See: Embed With…Singapore
Bois has shown a unique flair for finding humor and pathos (and a deep well of existential horror) in the expressions and flounderings of athletes’ digital likenesses. It wouldn’t have been unreasonable to expect that formula to wear thin in another season of his flagship series, Breaking Madden. But Bois answered that challenge by mining even deeper into the game’s subsystems, and surfacing with stories worth the effort.
Any listener of This American Life should feel right at home with Danskin’s meticulous presentation. It’s certainly on display in his comprehensive explainer Why Are You So Angry, but the catchall style proves well-suited to Danskin’s diverse areas of inquiry and criticism–making a discussion of cultivation theory as digestible as a discussion of Call of Duty.

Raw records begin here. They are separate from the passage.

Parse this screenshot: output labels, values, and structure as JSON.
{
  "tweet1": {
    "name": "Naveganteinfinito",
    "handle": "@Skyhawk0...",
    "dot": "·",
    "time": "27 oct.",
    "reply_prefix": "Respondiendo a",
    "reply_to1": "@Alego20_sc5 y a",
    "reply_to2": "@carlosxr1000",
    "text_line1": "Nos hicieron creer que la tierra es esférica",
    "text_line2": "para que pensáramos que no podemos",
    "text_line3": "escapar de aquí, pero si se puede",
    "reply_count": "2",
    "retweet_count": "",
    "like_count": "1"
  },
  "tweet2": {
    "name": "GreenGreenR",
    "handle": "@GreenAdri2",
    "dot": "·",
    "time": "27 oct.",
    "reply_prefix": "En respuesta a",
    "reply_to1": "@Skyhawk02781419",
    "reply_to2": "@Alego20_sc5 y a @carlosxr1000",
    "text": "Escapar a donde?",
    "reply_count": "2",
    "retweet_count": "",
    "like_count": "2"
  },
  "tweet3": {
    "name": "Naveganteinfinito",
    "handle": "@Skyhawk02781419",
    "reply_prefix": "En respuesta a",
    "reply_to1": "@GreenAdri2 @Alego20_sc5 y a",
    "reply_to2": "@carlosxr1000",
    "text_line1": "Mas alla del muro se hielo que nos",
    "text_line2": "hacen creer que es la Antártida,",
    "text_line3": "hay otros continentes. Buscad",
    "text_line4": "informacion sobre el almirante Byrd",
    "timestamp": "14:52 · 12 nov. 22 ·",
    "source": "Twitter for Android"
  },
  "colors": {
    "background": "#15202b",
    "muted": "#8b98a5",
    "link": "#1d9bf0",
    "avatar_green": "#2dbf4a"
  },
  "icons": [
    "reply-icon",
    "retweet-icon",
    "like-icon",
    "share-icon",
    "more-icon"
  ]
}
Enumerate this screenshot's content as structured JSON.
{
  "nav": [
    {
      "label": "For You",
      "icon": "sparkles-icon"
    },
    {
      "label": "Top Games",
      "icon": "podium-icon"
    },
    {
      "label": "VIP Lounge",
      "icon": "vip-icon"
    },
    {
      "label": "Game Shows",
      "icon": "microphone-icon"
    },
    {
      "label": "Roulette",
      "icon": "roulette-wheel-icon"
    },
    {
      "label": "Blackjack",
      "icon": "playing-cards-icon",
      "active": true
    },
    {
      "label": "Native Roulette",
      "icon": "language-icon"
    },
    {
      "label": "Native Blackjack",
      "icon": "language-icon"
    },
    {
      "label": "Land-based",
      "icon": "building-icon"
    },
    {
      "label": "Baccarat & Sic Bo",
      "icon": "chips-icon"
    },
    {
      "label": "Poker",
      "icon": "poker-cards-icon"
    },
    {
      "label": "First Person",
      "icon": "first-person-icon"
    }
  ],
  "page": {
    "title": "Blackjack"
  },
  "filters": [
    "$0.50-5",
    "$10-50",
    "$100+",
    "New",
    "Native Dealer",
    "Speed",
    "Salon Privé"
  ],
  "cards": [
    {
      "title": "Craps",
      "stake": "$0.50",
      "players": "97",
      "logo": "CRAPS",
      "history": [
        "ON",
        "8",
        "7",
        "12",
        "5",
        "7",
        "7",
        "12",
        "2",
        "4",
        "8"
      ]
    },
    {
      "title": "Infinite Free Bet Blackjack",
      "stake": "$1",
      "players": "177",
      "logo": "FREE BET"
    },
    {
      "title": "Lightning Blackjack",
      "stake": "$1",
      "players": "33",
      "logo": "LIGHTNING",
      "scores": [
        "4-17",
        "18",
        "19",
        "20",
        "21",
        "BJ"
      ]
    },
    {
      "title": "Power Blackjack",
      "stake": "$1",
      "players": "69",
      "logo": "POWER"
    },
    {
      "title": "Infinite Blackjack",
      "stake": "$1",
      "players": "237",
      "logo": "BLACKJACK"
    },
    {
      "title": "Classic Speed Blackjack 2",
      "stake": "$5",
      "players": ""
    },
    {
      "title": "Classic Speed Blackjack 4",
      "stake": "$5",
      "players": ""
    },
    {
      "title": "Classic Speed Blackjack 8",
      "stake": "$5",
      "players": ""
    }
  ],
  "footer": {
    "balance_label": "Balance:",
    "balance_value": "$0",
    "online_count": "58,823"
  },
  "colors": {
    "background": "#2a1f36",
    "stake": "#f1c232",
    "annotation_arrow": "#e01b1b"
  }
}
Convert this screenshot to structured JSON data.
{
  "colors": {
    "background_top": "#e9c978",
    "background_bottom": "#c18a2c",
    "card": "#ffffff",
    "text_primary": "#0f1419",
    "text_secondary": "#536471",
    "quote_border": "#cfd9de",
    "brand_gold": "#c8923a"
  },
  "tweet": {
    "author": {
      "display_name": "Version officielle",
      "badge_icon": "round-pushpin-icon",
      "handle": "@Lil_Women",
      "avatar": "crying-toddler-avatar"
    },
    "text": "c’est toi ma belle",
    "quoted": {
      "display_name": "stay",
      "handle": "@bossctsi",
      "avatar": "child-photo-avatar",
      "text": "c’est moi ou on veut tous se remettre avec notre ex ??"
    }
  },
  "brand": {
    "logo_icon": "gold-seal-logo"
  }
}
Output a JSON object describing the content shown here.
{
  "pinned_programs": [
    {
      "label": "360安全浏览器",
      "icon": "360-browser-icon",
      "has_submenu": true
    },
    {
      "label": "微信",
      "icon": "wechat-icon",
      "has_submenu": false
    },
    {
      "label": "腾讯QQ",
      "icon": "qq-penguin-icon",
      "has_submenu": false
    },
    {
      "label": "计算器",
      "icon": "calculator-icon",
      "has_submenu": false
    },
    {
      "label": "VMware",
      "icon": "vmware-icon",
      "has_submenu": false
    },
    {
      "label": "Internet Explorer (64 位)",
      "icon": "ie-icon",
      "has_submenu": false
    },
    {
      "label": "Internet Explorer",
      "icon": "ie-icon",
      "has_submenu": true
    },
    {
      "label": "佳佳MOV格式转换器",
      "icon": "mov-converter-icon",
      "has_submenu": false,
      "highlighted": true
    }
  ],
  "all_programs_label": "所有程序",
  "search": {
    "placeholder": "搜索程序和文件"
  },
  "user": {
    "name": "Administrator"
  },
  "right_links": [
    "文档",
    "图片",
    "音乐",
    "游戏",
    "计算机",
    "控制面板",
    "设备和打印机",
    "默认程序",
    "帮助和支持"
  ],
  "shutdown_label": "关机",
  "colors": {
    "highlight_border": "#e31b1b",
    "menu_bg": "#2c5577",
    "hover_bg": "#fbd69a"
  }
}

What a game actually purports to be about is only one narrow band in the spectrum of its own meaning. Partin’s sprawling review of Prison Architect refuses to restrict itself to the former, and—as is proving typical for his criticism—instead spreads out to interpret in expert fashion the various subtexts, symbols, and histories coded into a little game about incarceration.
ESports Today has kept stride with a surging competitive gaming scene—no easy task—and it’s doubly impressive that Zacny (with cohost Andrew Groen) has managed to do so while maintaining a benchmark tone that’s both eminently listenable and approachable for those outside of eSports. Zacny also shares duties on the more pensive strategy game podcast Three Moves Ahead, one of the best weekly deep-dives available in audio.
See: ESports Today
Petit has become one of the most proficient practitioners of what Kieron Gillen called the “New Games Journalism,” sourcing inspiration from introspection, and using a sturdy sense of self as a foundation for critical arguments. Few writers have made such compelling cases for videogames’ ability to be personally affecting.
Donlan may be one of the rare critics whose name, appended to a verdict but otherwise bereft of any other context, could have value. But instead he treats his writing like a roguelike, where the attention and respect of his audience must be earned anew at the start of each piece. He frequently begins with a bracing in medias res—in gaming parlance, a sort of randomized spawn. But the path of his text reliably leads to a worthy destination.
See: 80 Days Review
Next Page: The 2016 Short List